What country was the first to use chemical weapons in ww1 and what year?

What country was the first to use chemical weapons in ww1 and what year?

The first massive use of chemical weapons in that conflict came when the Germans released chlorine gas from thousands of cylinders along a 6-km (4-mile) front at Ypres, Belgium, on April 22, 1915, creating a wind-borne chemical cloud that opened a major breach in the lines of the unprepared French and Algerian units.

Which countries used chemical weapons in ww1?

In the years following World War I, Britain, France, and Spain used chemical weapons in various colonial struggles, despite mounting international criticism of chemical warfare. In 1925, the Geneva Protocol of 1925 banned the use of chemical weapons in war but did not outlaw their development or stockpiling.

Who first used chemical warfare in ww1?

the Germans
The first large-scale use of lethal poison gas on the battlefield was by the Germans on 22 April 1915 during the Battle of Second Ypres.

What country was the first to use wide scale chemical weapons in ww1?

Despite these measures, the world witnessed the use of toxic chemicals in warfare to an unprecedented extent during World War I, with the first large-scale attack using chemical weapons taking place at Ieper, Belgium, on 22 April 1915.

Why was gas banned ww1?

The use of poison gas by all major belligerents throughout World War I constituted war crimes as its use violated the 1899 Hague Declaration Concerning Asphyxiating Gases and the 1907 Hague Convention on Land Warfare, which prohibited the use of “poison or poisoned weapons” in warfare.

Why are chemical weapons illegal in war?

Chlorine, phosgene (a choking agent) and mustard gas (which inflicts painful burns on the skin) were among the chemicals used. The results were indiscriminate and often devastating. As a result of public outrage, the Geneva Protocol, which prohibited the use of chemical weapons in warfare, was signed in 1925.

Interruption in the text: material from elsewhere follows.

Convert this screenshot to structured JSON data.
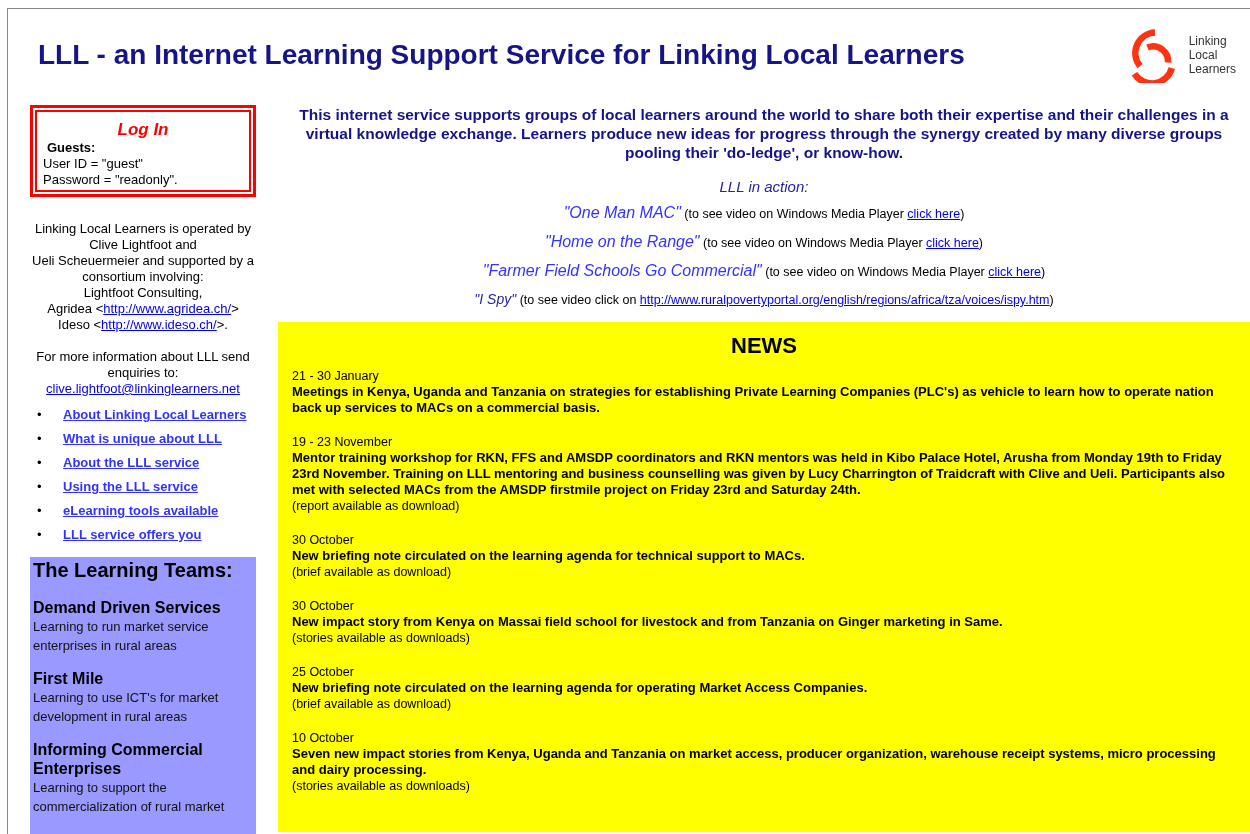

Did the US ever use chemical weapons?

The United States chemical weapons program began in 1917 during World War I with the creation of the U.S. Army’s Gas Service Section and ended 73 years later in 1990 with the country’s practical adoption of the Chemical Weapons Convention (signed 1993; entered into force, 1997).

How many people died from gas attacks in WWI?

This chemical warfare was a major component of the first global war and first total war of the 20th century. The killing capacity of gas was limited, with about ninety thousand fatalities from a total of 1.3 million casualties caused by gas attacks.

What was the first chemical weapon used in World War 1?

British infantry advancing through gas at Loos, 25 September 1915. The French were the first to employ chemical weapons, using tear gas in August of 1914. The gas was filled in 26mm grenades and contained a very low amount of tear gas, which made it unnoticeable to troops.

How did the French use chemical weapons in World War 2?

These small grenades didn’t hold much gas, and were largely undetected by German forces. The French issued a redesign on the tear gas, and from here, weapon use expanded to other gases and agents such as mustard gas, phosgene, and chlorine. Chemical weapons were dangerous, as they could be undetectable as well as deadly.

When was poisonous gas used in World War 1?

Despite an 1899 treaty that banned the use of poisonous gas as a military weapon, all major combatants used them at one point or another. They were used most extensively during 1915 and 1916.

Who was responsible for the use of chemical weapons?

Chemical weapons. In 1925 a Geneva convention was signed outlawing the use of chemical weapons. Adolf Hitler, who had himself been a victim of mustard gas in 1918, indignantly refused to deploy poison gas during World War II. Nevertheless the major powers retained stockpiles of these weapons – and indeed still do.